The mayor has lit the city Christmas tree. Black Friday and Christmas sales are beginning. All of this before some folks have gotten the Jack-O-Lanterns off the stoop and before I know what we’re cooking for Thanksgiving. It is forty-five days until Christmas Day, and I do understand the necessity of planning – we are already busy with preparing for Christmas Eve and beyond. Yet I can’t help wondering what we will miss as we zoom through the next seven weeks straining ahead to a day not yet here.
The Glasgow Climate Change Conference, also known as COP26, is off and running. There are speakers who are experts in climate change science with data on how we are doing as a world community in controlling climate change. National leaders are present as the goals and action plan continue to be addressed and decisions made. Youth of the world remind us of the urgency of halting climate change and even reversing it in situations where it is not too late

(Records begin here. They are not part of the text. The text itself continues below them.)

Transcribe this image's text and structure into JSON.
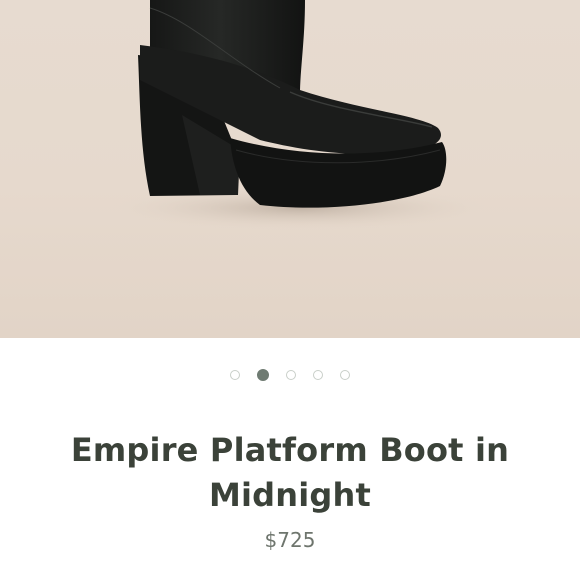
{
  "product": {
    "image_alt": "black platform boot",
    "title": "Empire Platform Boot in Midnight",
    "price": "$725"
  },
  "carousel": {
    "count": 5,
    "active_index": 1
  },
  "colors": {
    "title": "#3b4239",
    "price": "#6e756d",
    "dot_active": "#6f7b72",
    "dot_inactive": "#c9cfc9"
  }
}
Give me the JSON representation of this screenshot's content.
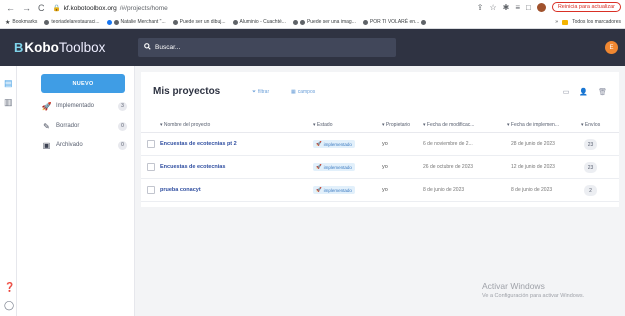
{
  "browser": {
    "url_host": "kf.kobotoolbox.org",
    "url_path": "/#/projects/home",
    "update_button": "Reinicia para actualizar",
    "bookmarks": [
      "Bookmarks",
      "teoriadelarestauraci...",
      "Natalie Merchant \"...",
      "Puede ser un dibuj...",
      "Aluminio - Cuachté...",
      "Puede ser una imag...",
      "POR TI VOLARÉ en..."
    ],
    "bookmarks_right": "Todos los marcadores"
  },
  "header": {
    "logo_mark": "B",
    "logo_kobo": "Kobo",
    "logo_toolbox": "Toolbox",
    "search_placeholder": "Buscar...",
    "avatar_initial": "E"
  },
  "sidebar": {
    "new_button": "NUEVO",
    "items": [
      {
        "label": "Implementado",
        "count": "3",
        "icon": "rocket-icon"
      },
      {
        "label": "Borrador",
        "count": "0",
        "icon": "draft-icon"
      },
      {
        "label": "Archivado",
        "count": "0",
        "icon": "archive-icon"
      }
    ]
  },
  "main": {
    "title": "Mis proyectos",
    "filter_label": "filtrar",
    "fields_label": "campos",
    "columns": {
      "name": "Nombre del proyecto",
      "status": "Estado",
      "owner": "Propietario",
      "modified": "Fecha de modificac...",
      "deployed": "Fecha de implemen...",
      "submissions": "Envíos"
    },
    "rows": [
      {
        "name": "Encuestas de ecotecnias pt 2",
        "status": "implementado",
        "owner": "yo",
        "modified": "6 de noviembre de 2...",
        "deployed": "28 de junio de 2023",
        "submissions": "23"
      },
      {
        "name": "Encuestas de ecotecnias",
        "status": "implementado",
        "owner": "yo",
        "modified": "26 de octubre de 2023",
        "deployed": "12 de junio de 2023",
        "submissions": "23"
      },
      {
        "name": "prueba conacyt",
        "status": "implementado",
        "owner": "yo",
        "modified": "8 de junio de 2023",
        "deployed": "8 de junio de 2023",
        "submissions": "2"
      }
    ]
  },
  "watermark": {
    "line1": "Activar Windows",
    "line2": "Ve a Configuración para activar Windows."
  }
}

There are certain creatures (like sharks, for instance) that die if they don’t keep moving. I think that organizations, including congregations, are the same. A congregation that stops being propelled by its mission (Share God’s Love) toward embracing its vision (to be the open arms of Jesus Christ) soon settles into a death spiral, weighed down by traditions, anxiety, fear. To keep moving spiritually, an individual must constantly be open to reflection – being honest about who we are and what is keeping us from living the Divine image of God; repentance – turning away from the fear and brokenness of our lives back to God; renewal – making the changes necessary to grow more fully into our life.
Lately I find myself reflecting on the changes we have experienced over the past 18 months. As we move out of the heights of the pandemic, the future looks hopeful. I am seeing life the way I have not seen it for what seems like quite a while. Ferris Bueller’s famous words come to mind, “Life moves pretty fast. If you do not stop and look around once in a while, you could miss it.”
Over the last couple of months, I’ve learned that several pastors I know and love have either left a congregation or retired from ministry far earlier than planned because they have no more to give. The pandemic and all the other cultural forces that make our society uncivil and adversarial have left them, as one colleague put it, unable to keep turning the other cheek.
When people are asked, “Do you pray?” the majority say, “Of course.” Surprisingly, this holds true even among those who say they really don’t believe in any god. Prayer seems to be a rather ubiquitous part of human experience. On the other hand, what people mean by “prayer” is much harder to pin down.
In some small way, I think that the pandemic feels like a "diaspora" of a sort. We feel scattered, or at least disconnected, from the communal relationships that define us. Nowhere has this been more evident than in church.
One of the phrases heard frequently when traveling by train in Europe is “Mind the Gap.” It is a phrase that is repeated every time the train door is opened. “Mind the Gap,” in other words pay attention to what you are doing so that you do not fall or trip as you maneuver the steps to the landing outside the train. There is an open space, a gap, between the outside of the train and the sidewalk. “Mind the Gap.”
Maybe it is an illusion, perhaps a response to fatigue, but the number of questions that seem to demand answers is increasing geometrically. As the approach of fall brings a new school year, a new season of learning in the church, and a thousand other “new” things marinated in the odyssey known as the pandemic, every moment demands answers and spawns more questions. Speaking as one who is supposed to know stuff and provide answers, I am going to make a confession – and I don’t think I’m alone. I don’t know. I don’t know how to keep everyone safe, nor how to keep folks satisfied and connected to a congregation that is still mostly scattered. I don’t know when this will end, nor how the weeks and months ahead will unfold. I don’t know.
I have been thinking this week about the Lord’s Prayer. Besides praying it, I have been contemplating what it means to pray, “God’s will to be done on earth as in heaven." Many challenges are interrupting the peaceful loving world we all desire.